'18 Gibson J45, vintage
'86 Guild D25
'00 Fender Strat (American Standard)
'90 Fender Strat (Korea, bought in an open market in Korea... yeah it might be real)
'68 Gibson SG
'17 Several 3 String CBGs

"Want people to listen to your stuff, don't play boring stuff..." heard somewhere.
0

#29 User is offline   j45nick 

  • Advanced Member
  • Group: All Access
  • Posts: 10445
  • Joined: 05-February 11
  • LocationSouth Florida

Posted 18 May 2018 - 10:16 AM

View Postbillroy, on 18 May 2018 - 08:25 AM, said:

tpbiii - i aspire, it's your stories that have me wondering if i can open my eyes a bit and maybe walk into a rehab opportunity!



Once you start walking into guitar rehab opportunities, the next step is your local rehab facility.

Rescuing guitar diamonds in the rough can easily become an addiction.

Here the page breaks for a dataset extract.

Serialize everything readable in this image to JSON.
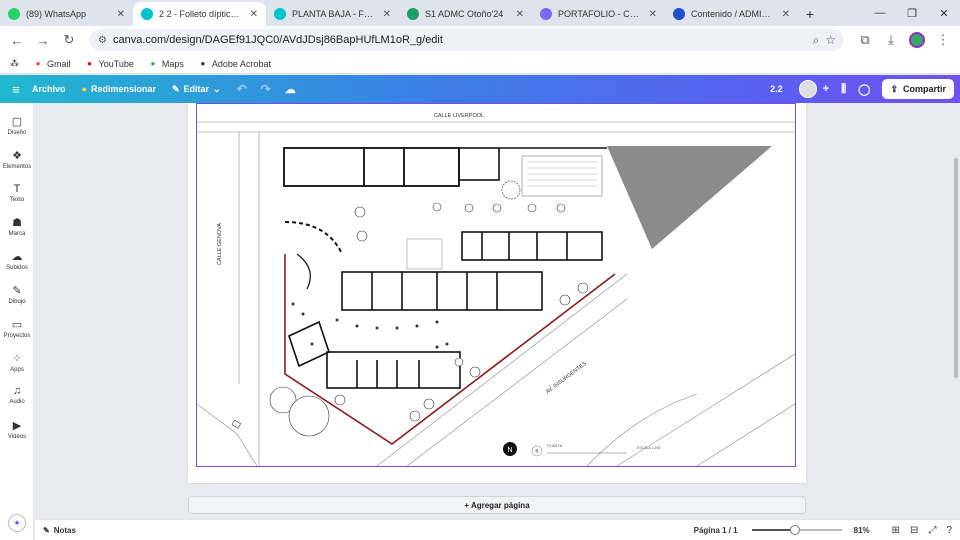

Just ask the zombywoof.
0

#30 User is offline   drathbun 

  • Advanced Member
  • Group: All Access
  • Posts: 2443
  • Joined: 02-August 08
  • LocationCalgary, Alberta

Posted 18 May 2018 - 11:12 AM

View Postbillroy, on 18 May 2018 - 08:22 AM, said:

Hi Doug - On this pic, what's up with the finish on the fretboard, it looks like someone had a little trouble putting a coat of poly on it or something? Is this something, or just the way the picture looks, and did you do anything about that?

ps - thanks for posting the pics, what a great process!


That's wax to keep the superglue from seeping into the fretboard. :) Looks like a funky finish doesn't it?
Beware of Doug

Posted Image

2018 Taylor GS Mini Walnut
2014 Godin Multiac Classical
2013 Martin 000-28vs 12 fret
2012 Gibson "The Golden Age 1930's" SJ200
2012 Squier Vintage Modified 70's Jazz Bass
2010 Gretsch Electromatic G5122DC
2009 Taylor GA3-12e
2004 Fender American Deluxe Stratocaster
1981 Rickenbacker 320JG
1968 Yamaha FG150 Red Label
My Soundclick Music Page

My YouTube Channel
0

#31 User is offline   drathbun 

  • Advanced Member
  • Group: All Access
  • Posts: 2443
  • Joined: 02-August 08
  • LocationCalgary, Alberta

Posted 18 May 2018 - 11:23 AM

View PostDash_Starkiller, on 18 May 2018 - 06:01 AM, said:

That is GREAT work. It is said that FG neck resets are nearly impossible to reset because of the apparent epoxy used. But you obviously proved that wrong. Iím a huge fan of those guitars and think your work on that looks phenomenal.


Thanks, Dash.

Getting that neck out was quite a challenge. I had to apply so much pressure on the neck clamp that it crushed the heel cap. I carved a new one out of rosewood. Also, some of the dovetail was destroyed in the process as well. I had to reshape the dovetail wood and then do some serious shimming.

Squished heel cap and removed damaged parts of dove tail:
Posted Image

Dove tail repair:
Posted Image

Shims:
Posted Image

New heel cap:
Posted Image
Beware of Doug

Posted Image

2018 Taylor GS Mini Walnut
2014 Godin Multiac Classical
2013 Martin 000-28vs 12 fret
2012 Gibson "The Golden Age 1930's" SJ200
2012 Squier Vintage Modified 70's Jazz Bass
2010 Gretsch Electromatic G5122DC
2009 Taylor GA3-12e
2004 Fender American Deluxe Stratocaster
1981 Rickenbacker 320JG
1968 Yamaha FG150 Red Label
My Soundclick Music Page

My YouTube Channel
0

Share this topic:


  • (2 Pages)
  • +
  • 1
  • 2
  • You cannot start a new topic
  • You cannot reply to this topic

1 User(s) are reading this topic
0 members, 1 guests, 0 anonymous users